I suspect that some think that I am the resident slug, which is a woeful individual who is all thumbs and no brains. The truth be known, I routinely take on the smaller, less visible projects. Today’s a good example. I got up and first took the dogs for a walk. Afterwards, I ate breakfast, and at the same time, made a list that I labeled Small Projects. (The capital letters made me feel better about this.)
This list read (in part):
Clean horse and goat pens
Clean horse water buckets
Now I did these things, mainly focusing the bulk of my time on the lower quadrant.
There seems to be no end to small projects, as there will be to building projects. I am these days somewhat concerned about this because I wonder if I’ll be able to continue to keep up with it all. But I tell myself (as I’m doing these things) that I am doing them, meaning, they are getting done. It’s not like I’m sitting in a cubicle and bemoaning the fact that I’m behind on everything.
As I engage in the pretense of work, I think ahead as to what small projects are next. For example, tomorrow I’m going to take apart the old compost station pallets. We’re going to donate the bulk of these to a good cause, the Saturday community picnic and bonfire. And we’re also going to be setting aside some for our own personal use. (They’re made of oak so they’ll burn nicely.) I’m going to take the wire mesh off each and every one of the 50-or-so pallets and put in storage. Pete, who will be working on Big Projects, isn’t going to have time to do this.

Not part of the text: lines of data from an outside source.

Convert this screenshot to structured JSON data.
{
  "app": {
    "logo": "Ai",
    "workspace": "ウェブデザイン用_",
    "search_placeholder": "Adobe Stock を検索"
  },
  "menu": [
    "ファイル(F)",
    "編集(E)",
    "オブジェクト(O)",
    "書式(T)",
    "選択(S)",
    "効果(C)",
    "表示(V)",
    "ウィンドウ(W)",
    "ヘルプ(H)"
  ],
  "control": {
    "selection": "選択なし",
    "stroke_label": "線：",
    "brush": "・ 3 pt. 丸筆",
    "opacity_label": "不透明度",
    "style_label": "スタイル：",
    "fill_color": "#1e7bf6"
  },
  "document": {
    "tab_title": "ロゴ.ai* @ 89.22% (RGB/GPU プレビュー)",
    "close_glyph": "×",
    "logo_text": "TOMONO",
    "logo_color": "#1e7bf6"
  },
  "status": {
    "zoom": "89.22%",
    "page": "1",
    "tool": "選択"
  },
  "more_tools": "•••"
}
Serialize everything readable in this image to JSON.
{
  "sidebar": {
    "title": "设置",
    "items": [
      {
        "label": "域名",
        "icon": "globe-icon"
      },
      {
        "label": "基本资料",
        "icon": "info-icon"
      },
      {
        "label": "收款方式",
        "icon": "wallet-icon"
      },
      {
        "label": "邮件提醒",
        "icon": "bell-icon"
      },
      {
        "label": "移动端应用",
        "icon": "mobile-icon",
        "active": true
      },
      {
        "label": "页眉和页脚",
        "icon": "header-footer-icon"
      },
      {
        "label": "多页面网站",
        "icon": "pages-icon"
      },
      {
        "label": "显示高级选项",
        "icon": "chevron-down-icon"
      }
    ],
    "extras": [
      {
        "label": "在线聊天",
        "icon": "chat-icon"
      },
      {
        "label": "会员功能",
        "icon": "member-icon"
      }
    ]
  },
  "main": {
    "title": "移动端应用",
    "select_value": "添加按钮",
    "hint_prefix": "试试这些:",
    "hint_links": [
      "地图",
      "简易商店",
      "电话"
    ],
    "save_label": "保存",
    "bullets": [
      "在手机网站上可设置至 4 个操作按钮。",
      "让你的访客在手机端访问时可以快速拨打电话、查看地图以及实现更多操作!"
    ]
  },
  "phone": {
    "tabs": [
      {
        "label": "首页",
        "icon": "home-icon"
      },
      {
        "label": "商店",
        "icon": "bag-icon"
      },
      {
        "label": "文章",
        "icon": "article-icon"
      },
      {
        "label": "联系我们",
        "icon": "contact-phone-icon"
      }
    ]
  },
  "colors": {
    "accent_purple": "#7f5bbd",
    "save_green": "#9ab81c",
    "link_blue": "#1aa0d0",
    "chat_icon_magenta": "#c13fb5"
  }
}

The question that some may have is, doesn’t this take time away from writing? The answer is yes. But it also gives me something to write about. Quite often, in the process of writing, that which seems seemingly unimportant becomes important. For instance, here I am, considering the importance of piddly little outdoor labor. At the very least, this makes me feel better about my role in our ongoing property project, most of which, of course, involves my keeping my animals happy. But animal happiness and my role in it – this is the subject of yet another dispatch.
Next: 270. 09/5/12: Doom and Gloom